── EXERCISE DATA ──
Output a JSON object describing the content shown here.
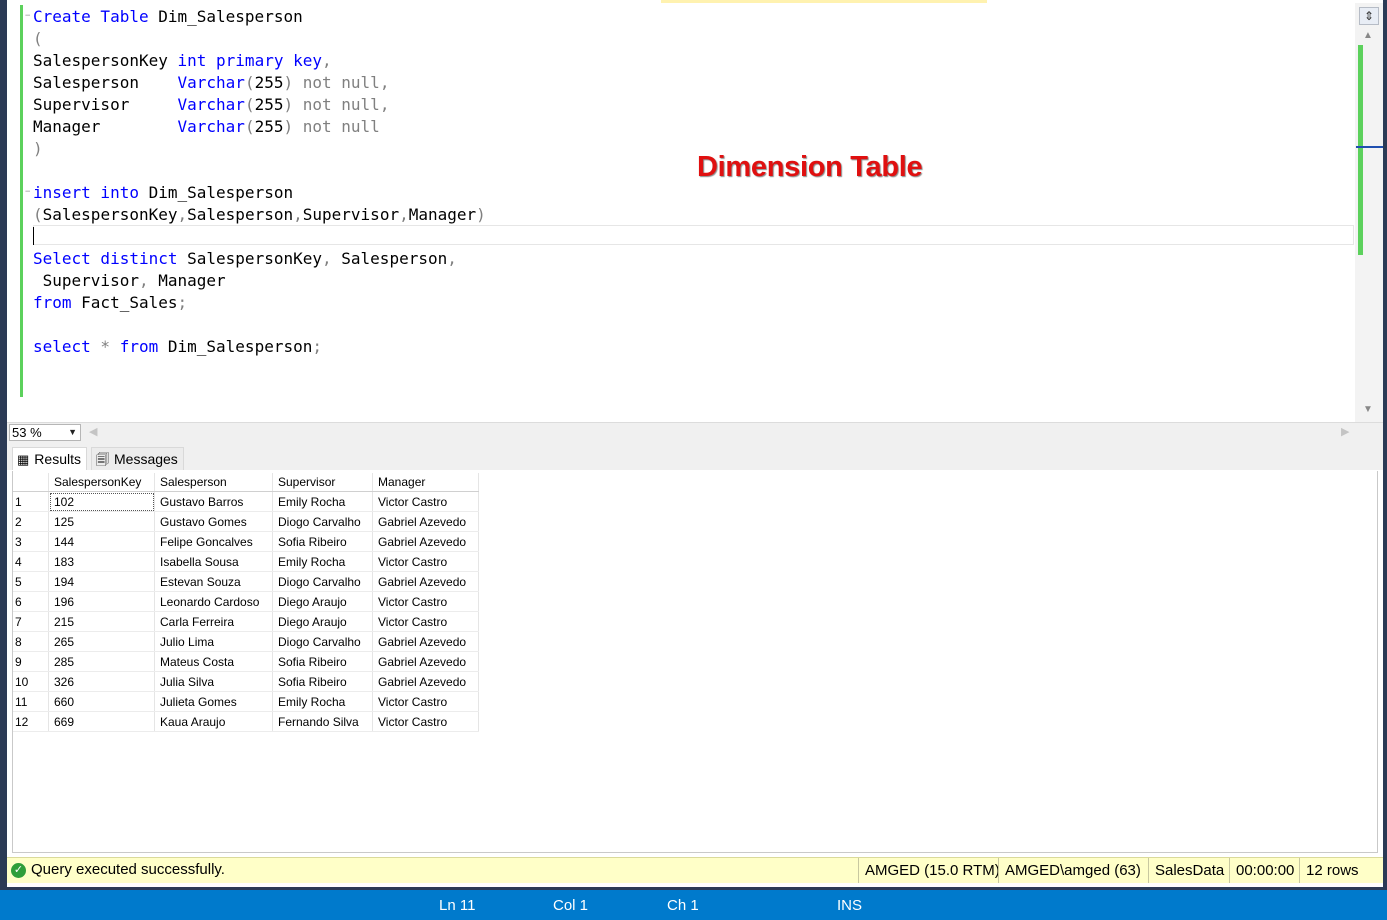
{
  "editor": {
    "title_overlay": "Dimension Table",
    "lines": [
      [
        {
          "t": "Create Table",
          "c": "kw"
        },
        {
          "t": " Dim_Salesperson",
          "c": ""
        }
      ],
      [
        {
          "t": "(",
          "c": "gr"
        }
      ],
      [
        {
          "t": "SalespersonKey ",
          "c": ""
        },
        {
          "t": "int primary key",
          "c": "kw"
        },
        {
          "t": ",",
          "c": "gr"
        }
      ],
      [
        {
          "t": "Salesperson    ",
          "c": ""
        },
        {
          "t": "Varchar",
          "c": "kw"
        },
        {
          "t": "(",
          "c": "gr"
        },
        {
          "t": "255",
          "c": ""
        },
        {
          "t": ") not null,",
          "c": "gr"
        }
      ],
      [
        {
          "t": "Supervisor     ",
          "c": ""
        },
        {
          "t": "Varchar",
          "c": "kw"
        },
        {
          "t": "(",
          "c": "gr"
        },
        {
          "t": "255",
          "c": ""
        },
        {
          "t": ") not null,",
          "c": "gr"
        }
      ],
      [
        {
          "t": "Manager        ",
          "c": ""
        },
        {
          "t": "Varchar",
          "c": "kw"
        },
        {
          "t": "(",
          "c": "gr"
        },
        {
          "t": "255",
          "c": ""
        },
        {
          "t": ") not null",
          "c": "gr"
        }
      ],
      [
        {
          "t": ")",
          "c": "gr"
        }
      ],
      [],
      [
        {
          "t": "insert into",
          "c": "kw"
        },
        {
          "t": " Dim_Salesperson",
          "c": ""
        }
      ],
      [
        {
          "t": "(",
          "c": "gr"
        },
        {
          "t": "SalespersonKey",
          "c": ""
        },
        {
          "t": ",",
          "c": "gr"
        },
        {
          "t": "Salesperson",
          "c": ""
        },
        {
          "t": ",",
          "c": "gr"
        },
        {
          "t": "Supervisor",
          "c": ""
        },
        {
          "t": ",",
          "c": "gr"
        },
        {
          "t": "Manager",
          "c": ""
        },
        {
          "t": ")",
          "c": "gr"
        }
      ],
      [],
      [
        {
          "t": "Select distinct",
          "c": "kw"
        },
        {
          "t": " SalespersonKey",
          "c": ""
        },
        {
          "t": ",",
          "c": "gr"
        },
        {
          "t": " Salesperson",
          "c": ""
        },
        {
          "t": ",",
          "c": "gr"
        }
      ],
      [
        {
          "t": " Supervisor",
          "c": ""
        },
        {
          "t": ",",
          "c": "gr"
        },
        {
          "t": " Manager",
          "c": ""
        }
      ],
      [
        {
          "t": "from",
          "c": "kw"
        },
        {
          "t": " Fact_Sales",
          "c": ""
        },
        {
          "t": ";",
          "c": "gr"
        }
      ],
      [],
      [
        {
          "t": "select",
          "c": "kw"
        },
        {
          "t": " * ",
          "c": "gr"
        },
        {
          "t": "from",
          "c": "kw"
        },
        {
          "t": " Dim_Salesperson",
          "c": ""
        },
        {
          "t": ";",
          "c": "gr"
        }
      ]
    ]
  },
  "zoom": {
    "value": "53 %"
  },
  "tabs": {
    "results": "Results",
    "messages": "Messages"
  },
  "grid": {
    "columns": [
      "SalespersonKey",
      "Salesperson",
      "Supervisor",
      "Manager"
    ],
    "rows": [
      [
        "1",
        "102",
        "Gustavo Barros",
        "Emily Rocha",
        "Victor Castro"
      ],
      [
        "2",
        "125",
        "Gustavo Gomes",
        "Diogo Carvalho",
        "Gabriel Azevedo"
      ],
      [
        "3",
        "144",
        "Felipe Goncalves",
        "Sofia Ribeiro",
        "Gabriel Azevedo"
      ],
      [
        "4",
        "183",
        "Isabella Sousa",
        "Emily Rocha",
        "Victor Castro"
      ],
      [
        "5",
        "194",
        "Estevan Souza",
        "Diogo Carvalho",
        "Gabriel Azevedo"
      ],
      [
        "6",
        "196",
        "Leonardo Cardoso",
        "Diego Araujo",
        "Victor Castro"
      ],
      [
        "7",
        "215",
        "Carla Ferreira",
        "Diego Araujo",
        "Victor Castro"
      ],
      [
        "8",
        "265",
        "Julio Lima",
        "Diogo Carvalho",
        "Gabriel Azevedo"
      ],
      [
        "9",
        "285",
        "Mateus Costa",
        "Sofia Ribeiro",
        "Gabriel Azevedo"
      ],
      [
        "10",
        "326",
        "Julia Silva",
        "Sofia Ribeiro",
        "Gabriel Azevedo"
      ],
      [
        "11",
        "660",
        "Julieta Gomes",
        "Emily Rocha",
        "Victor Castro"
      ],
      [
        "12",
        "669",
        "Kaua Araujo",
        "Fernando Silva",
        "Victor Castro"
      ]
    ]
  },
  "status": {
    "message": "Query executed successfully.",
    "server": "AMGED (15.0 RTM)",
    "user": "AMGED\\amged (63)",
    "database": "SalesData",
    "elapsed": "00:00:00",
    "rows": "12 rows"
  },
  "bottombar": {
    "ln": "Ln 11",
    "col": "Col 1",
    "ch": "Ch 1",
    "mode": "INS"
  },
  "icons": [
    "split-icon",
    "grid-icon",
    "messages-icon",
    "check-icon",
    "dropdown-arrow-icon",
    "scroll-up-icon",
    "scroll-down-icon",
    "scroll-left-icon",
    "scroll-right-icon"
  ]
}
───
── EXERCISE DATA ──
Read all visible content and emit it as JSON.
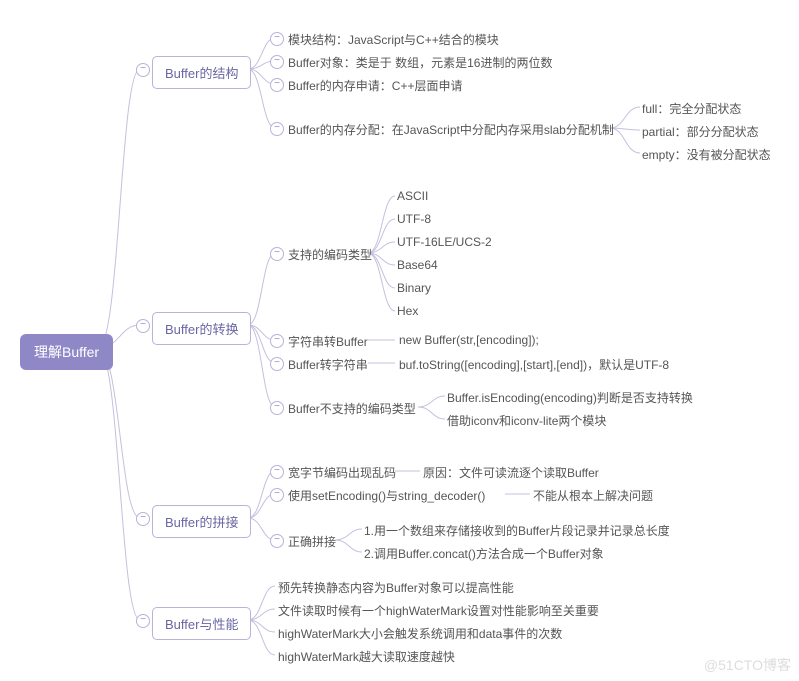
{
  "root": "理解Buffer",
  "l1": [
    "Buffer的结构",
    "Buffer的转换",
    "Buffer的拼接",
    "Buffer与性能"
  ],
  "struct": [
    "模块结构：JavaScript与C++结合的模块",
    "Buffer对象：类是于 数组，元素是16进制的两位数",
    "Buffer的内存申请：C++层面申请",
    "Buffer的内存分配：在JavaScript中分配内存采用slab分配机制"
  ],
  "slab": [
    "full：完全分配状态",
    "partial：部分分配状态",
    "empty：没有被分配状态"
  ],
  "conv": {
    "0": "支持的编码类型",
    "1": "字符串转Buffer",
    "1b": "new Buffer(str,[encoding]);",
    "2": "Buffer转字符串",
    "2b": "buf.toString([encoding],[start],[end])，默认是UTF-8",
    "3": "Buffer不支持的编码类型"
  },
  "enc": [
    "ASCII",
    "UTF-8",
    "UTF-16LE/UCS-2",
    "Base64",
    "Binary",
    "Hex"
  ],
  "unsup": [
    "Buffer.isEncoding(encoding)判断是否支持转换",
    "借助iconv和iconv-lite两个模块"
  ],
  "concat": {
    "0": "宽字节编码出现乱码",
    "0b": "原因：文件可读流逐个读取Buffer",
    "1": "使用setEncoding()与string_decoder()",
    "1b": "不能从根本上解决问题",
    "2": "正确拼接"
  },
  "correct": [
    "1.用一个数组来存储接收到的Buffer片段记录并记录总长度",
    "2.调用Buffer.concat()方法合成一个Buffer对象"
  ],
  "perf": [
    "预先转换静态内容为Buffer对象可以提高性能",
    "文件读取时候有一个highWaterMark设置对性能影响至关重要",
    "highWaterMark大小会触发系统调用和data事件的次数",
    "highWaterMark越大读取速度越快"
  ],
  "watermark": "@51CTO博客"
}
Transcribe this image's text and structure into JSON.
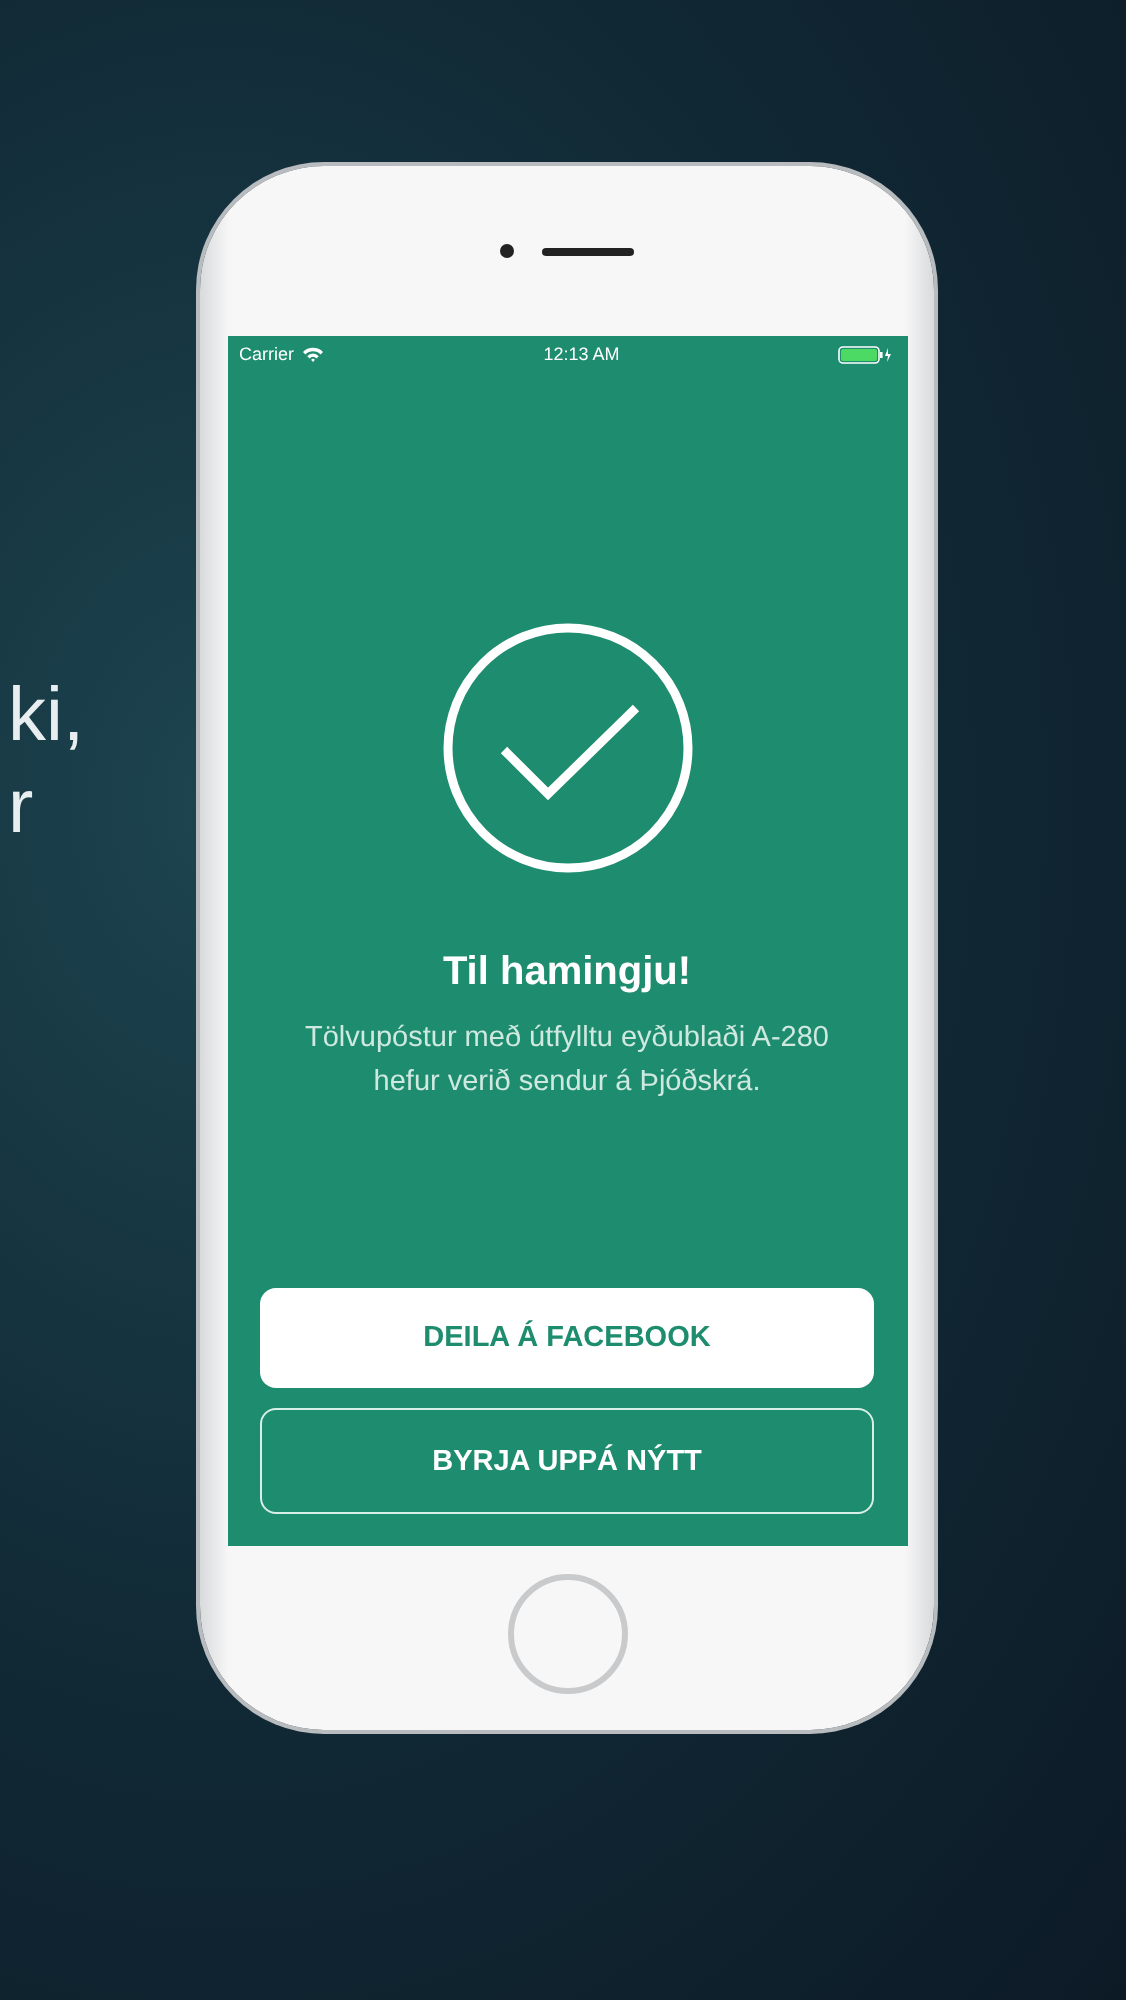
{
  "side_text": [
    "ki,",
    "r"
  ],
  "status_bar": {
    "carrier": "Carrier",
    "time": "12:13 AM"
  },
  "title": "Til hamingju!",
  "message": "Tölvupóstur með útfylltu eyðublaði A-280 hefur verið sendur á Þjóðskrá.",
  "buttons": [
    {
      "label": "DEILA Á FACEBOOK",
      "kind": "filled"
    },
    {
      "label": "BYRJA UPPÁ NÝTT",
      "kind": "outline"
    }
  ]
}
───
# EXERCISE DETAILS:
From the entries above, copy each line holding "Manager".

# ANSWER SPACE:
          "t": "Manager        ",
          "t": "Manager",
          "t": " Manager",
      "Manager"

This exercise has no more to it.